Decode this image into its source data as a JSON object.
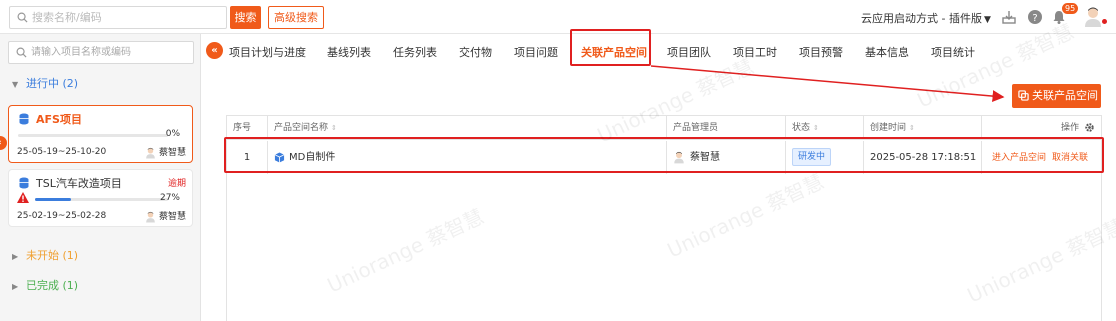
{
  "topbar": {
    "search_placeholder": "搜索名称/编码",
    "search_button": "搜索",
    "advanced_search_button": "高级搜索",
    "launch_mode": "云应用启动方式 - 插件版",
    "notification_count": "95"
  },
  "sidebar": {
    "search_placeholder": "请输入项目名称或编码",
    "groups": {
      "active": "进行中 (2)",
      "not_started": "未开始 (1)",
      "done": "已完成 (1)"
    },
    "projects": [
      {
        "name": "AFS项目",
        "progress": "0%",
        "progress_value": 0,
        "dates": "25-05-19~25-10-20",
        "owner": "蔡智慧",
        "overdue": ""
      },
      {
        "name": "TSL汽车改造项目",
        "progress": "27%",
        "progress_value": 27,
        "dates": "25-02-19~25-02-28",
        "owner": "蔡智慧",
        "overdue": "逾期"
      }
    ]
  },
  "tabs": [
    "项目计划与进度",
    "基线列表",
    "任务列表",
    "交付物",
    "项目问题",
    "关联产品空间",
    "项目团队",
    "项目工时",
    "项目预警",
    "基本信息",
    "项目统计"
  ],
  "active_tab": "关联产品空间",
  "main": {
    "link_button": "关联产品空间",
    "table": {
      "headers": {
        "index": "序号",
        "name": "产品空间名称",
        "manager": "产品管理员",
        "status": "状态",
        "created": "创建时间",
        "actions": "操作"
      },
      "rows": [
        {
          "index": "1",
          "name": "MD自制件",
          "manager": "蔡智慧",
          "status": "研发中",
          "created": "2025-05-28 17:18:51",
          "action_enter": "进入产品空间",
          "action_unlink": "取消关联"
        }
      ]
    }
  },
  "watermark": "Uniorange 蔡智慧",
  "colors": {
    "accent": "#f05a1a",
    "highlight": "#e02020",
    "active_group": "#3b7ddd",
    "not_started_group": "#f0a030",
    "done_group": "#4caf50"
  }
}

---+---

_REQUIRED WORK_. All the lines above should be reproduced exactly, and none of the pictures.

_SOLUTION_.
Decode this image into its source data as a JSON object.
{
  "topbar": {
    "search_placeholder": "搜索名称/编码",
    "search_button": "搜索",
    "advanced_search_button": "高级搜索",
    "launch_mode": "云应用启动方式 - 插件版",
    "notification_count": "95"
  },
  "sidebar": {
    "search_placeholder": "请输入项目名称或编码",
    "groups": {
      "active": "进行中 (2)",
      "not_started": "未开始 (1)",
      "done": "已完成 (1)"
    },
    "projects": [
      {
        "name": "AFS项目",
        "progress": "0%",
        "progress_value": 0,
        "dates": "25-05-19~25-10-20",
        "owner": "蔡智慧",
        "overdue": ""
      },
      {
        "name": "TSL汽车改造项目",
        "progress": "27%",
        "progress_value": 27,
        "dates": "25-02-19~25-02-28",
        "owner": "蔡智慧",
        "overdue": "逾期"
      }
    ]
  },
  "tabs": [
    "项目计划与进度",
    "基线列表",
    "任务列表",
    "交付物",
    "项目问题",
    "关联产品空间",
    "项目团队",
    "项目工时",
    "项目预警",
    "基本信息",
    "项目统计"
  ],
  "active_tab": "关联产品空间",
  "main": {
    "link_button": "关联产品空间",
    "table": {
      "headers": {
        "index": "序号",
        "name": "产品空间名称",
        "manager": "产品管理员",
        "status": "状态",
        "created": "创建时间",
        "actions": "操作"
      },
      "rows": [
        {
          "index": "1",
          "name": "MD自制件",
          "manager": "蔡智慧",
          "status": "研发中",
          "created": "2025-05-28 17:18:51",
          "action_enter": "进入产品空间",
          "action_unlink": "取消关联"
        }
      ]
    }
  },
  "watermark": "Uniorange 蔡智慧",
  "colors": {
    "accent": "#f05a1a",
    "highlight": "#e02020",
    "active_group": "#3b7ddd",
    "not_started_group": "#f0a030",
    "done_group": "#4caf50"
  }
}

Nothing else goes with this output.